2.1 Fragmentation of comets
Comets are non-homogeneous celestial bodies, and therefore they may be fragmented during their orbital movement. Let us examine a few examples of comets fragmentation.
The Comet 1882 II divided before the astronomers' very eyes. The phenomenon was firstly observed by Barnard on September 27, 1882; the nucleus of the comet began to elongate in the direction of the Sun, and in October the lengthened nucleus got thinner in the middle and divided into two fragments which slowly distanced one from another.
The Comet Biela was discovered in 1846 and permanently observed for about 12 weeks. Its orbital parameters and period of movement (six years and nine months) were determined exactly enough. The comet came back punctually in 1832 and 1839, and on these occasions new observations were made on its motions. On its return at the beginning of 1846 it appeared with a distinct light spot which afterwards became a second comet. The primary component was much more massive than the latter one, the former was situated south-west of the latter, and passed through the perihelion 0,08 days earlier. In 1852 the comet Biela again appeared punctually, but the two fragments were separated by a much wider distance than six years before, and the primary component passed through the perihelion 0,68 days earlier than another. In 1859 the return of the comet Biela was not favorable to observations, and in 1866, in spite of good conditions, it was not observable; it had disappeared. H.I.d'Arrest and E.Weiss demonstrated that the "falling stars swarm" apparently coming from the constellation Andromeda moves approximately on the orbit of the recently disappeared comet, what indicates that it completely disintegrated giving birth to that swarm of meteorites.
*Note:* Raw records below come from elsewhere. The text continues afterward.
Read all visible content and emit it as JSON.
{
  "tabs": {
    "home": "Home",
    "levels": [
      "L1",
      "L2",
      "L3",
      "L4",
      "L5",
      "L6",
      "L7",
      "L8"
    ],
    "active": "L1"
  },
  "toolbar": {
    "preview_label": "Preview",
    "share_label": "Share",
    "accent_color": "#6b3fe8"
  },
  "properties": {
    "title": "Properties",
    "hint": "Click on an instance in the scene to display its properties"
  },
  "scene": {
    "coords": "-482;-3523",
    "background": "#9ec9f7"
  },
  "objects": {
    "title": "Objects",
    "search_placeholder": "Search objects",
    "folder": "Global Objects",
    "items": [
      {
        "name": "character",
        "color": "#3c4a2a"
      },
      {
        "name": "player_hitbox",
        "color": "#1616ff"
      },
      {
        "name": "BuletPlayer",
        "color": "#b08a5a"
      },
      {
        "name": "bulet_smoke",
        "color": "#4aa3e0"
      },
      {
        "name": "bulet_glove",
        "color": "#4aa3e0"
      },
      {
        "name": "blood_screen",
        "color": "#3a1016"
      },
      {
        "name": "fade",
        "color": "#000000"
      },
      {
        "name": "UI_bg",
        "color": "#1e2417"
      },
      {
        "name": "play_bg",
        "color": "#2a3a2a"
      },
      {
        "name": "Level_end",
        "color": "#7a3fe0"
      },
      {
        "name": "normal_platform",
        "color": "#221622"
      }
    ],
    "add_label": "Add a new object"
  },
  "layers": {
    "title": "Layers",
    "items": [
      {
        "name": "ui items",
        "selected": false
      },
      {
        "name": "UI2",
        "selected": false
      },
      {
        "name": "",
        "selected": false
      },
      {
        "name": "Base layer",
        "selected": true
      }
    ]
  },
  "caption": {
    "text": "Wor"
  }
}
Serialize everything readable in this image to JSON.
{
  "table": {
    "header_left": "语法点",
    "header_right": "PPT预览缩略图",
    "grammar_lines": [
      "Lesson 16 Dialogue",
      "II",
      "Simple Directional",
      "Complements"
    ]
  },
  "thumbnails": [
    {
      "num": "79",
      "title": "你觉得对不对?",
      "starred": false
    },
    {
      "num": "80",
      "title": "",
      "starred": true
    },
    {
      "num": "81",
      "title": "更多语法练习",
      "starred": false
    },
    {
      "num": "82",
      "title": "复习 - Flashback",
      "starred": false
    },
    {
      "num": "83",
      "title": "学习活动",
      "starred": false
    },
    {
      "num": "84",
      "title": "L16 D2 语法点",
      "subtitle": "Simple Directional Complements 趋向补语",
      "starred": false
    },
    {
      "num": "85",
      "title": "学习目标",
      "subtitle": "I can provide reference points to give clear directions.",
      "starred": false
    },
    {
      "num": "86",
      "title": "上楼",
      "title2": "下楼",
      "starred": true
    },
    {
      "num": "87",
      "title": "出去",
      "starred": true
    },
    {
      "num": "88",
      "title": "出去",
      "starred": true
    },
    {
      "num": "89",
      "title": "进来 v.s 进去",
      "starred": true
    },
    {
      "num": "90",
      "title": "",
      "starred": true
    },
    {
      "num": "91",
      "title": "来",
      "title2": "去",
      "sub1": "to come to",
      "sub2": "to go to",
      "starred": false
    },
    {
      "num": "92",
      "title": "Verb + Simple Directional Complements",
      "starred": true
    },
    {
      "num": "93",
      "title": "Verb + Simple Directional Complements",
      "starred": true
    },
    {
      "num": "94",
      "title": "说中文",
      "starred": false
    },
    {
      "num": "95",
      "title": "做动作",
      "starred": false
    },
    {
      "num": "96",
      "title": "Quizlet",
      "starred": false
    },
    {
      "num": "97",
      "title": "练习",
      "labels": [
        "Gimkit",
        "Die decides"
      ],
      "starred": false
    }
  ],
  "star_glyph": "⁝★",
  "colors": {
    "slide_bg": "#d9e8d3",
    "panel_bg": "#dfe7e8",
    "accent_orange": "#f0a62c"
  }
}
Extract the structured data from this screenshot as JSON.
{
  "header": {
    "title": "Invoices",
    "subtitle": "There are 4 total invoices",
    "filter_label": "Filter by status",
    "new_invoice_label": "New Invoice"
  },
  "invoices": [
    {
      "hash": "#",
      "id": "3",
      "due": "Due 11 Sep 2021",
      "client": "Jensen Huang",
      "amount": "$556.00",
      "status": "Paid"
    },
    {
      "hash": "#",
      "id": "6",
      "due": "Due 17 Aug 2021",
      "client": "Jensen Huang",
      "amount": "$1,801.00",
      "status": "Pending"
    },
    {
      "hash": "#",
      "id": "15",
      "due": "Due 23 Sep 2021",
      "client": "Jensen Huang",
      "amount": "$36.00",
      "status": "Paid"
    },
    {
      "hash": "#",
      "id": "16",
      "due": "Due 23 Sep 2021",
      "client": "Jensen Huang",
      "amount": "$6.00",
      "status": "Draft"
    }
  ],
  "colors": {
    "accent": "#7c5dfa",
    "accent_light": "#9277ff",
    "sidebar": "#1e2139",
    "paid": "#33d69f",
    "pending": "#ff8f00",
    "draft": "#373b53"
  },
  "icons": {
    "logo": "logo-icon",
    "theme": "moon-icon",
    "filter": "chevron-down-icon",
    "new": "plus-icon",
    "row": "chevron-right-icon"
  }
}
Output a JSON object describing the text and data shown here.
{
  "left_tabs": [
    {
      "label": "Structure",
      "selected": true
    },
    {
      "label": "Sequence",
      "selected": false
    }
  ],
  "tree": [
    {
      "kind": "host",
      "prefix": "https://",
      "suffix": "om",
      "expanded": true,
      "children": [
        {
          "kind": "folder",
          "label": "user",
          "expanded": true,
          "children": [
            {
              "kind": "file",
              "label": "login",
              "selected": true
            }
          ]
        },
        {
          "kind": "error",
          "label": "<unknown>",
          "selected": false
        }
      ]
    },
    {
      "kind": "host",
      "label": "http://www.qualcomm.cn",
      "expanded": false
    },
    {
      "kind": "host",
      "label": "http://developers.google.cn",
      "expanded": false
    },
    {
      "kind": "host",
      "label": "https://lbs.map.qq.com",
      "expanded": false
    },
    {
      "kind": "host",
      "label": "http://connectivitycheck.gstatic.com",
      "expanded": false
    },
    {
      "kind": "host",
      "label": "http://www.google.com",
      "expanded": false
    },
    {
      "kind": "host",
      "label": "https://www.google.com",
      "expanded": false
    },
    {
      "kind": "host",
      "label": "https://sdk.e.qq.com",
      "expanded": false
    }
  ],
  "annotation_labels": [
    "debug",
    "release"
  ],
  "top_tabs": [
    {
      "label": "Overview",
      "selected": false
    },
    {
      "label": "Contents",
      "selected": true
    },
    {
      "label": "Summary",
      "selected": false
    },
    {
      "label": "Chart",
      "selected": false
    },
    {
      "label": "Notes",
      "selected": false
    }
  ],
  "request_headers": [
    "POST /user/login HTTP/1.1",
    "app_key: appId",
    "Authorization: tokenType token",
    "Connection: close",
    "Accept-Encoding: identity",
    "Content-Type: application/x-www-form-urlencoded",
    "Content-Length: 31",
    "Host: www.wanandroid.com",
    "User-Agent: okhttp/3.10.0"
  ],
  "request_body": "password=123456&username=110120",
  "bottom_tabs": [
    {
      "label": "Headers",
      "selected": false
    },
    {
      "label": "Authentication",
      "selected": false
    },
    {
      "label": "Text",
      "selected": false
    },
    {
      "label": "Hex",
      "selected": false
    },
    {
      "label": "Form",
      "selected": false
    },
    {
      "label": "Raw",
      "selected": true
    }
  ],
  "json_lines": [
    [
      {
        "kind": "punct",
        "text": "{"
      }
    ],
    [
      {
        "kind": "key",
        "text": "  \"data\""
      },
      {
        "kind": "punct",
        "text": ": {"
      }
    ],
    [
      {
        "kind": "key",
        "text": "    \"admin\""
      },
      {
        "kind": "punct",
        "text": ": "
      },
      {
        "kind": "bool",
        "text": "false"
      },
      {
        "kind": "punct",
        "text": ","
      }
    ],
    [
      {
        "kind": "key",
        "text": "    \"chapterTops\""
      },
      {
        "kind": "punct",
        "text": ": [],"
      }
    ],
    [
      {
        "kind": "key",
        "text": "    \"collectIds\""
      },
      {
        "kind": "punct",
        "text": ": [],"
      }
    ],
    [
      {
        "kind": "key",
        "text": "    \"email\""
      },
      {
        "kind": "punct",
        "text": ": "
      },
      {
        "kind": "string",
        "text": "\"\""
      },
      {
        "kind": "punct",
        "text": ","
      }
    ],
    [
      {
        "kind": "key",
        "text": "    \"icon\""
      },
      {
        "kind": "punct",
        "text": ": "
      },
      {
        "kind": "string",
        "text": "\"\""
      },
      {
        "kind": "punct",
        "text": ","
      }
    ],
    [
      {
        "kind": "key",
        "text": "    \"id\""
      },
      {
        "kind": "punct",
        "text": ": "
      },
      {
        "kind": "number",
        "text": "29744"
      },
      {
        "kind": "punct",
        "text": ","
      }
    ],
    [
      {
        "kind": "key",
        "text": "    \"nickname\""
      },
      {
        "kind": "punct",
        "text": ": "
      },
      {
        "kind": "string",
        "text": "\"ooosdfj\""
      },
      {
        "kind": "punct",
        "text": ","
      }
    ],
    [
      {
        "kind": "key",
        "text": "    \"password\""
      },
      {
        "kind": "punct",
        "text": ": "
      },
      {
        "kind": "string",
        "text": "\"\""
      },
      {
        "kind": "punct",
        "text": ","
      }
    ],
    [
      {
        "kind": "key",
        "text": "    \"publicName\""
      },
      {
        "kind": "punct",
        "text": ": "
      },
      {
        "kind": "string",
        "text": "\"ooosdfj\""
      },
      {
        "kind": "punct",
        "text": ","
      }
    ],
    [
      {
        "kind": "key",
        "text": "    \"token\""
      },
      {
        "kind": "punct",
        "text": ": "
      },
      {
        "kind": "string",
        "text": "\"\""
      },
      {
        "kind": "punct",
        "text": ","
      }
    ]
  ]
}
The Comet West (1976 VI) on March 1976 broke into four pieces, all having the same spectrum, what proved that they had the same chemical composition. On March 8, the comet was a single piece; on March 12, the first signs of separation appeared; on March 4, the four fragments were clearly distanced.
In order to explain the fragmentation of the comets and the motion of the particles after fragmentation, it is necessary that the actual theories include some new, supplementary, hypotheses: collisions of celestial bodies, nuclear explosions, etc.
Let us try to explain the movement of the particles resulting from the fragmentation of the comets by means of the supplementary corrective term. Suppose at a distance r from Sun a comet with mass m and density p' fragments in two mini-comets with masses m1 and m2, and densities p'1 and p'2. Suppose r'1<r'< r'2. We want to know how do modify their trajectories the two mini-comets after fragmentation. Before the fragmentation, the comet had the radial acceleration:
After fragmentation there is:
for m1, mode (2.2)
for m2, mode (2.3)
At there is (2.4)
After fragmentation the mini-comet with less density is more accelerated in comparison with the mini-comet with higher density. In the moment of fragmentation the two mini-comets had the same orbital velocity Vfragm = V', equal to the velocity of the initial comet. From the relation a1>a2, after the time Δt from the fragmentation there is:
After fragmentation the mini-comet with less density moves faster on the orbit.
Nevertheless, if at placing on the orbit has the celestial body a higher velocity than the circular one, then its orbit gets elongated so more as the supplementary velocity is higher. From v1>v2 it results r1>r2, that is the body with less density is circumscribed on an orbit more distant to the Sun than the body with higher density.
After fragmentation the two mini-comets change their orbital parameters which differ from the parameters of the mother orbit.
Fig. 2.1 Differentiated motions of comet components after fragmentation
At r'1< r'2 r1 > r2 (2.6) that is after fragmentation are the particles with different densities inscribed on different orbits around the force center.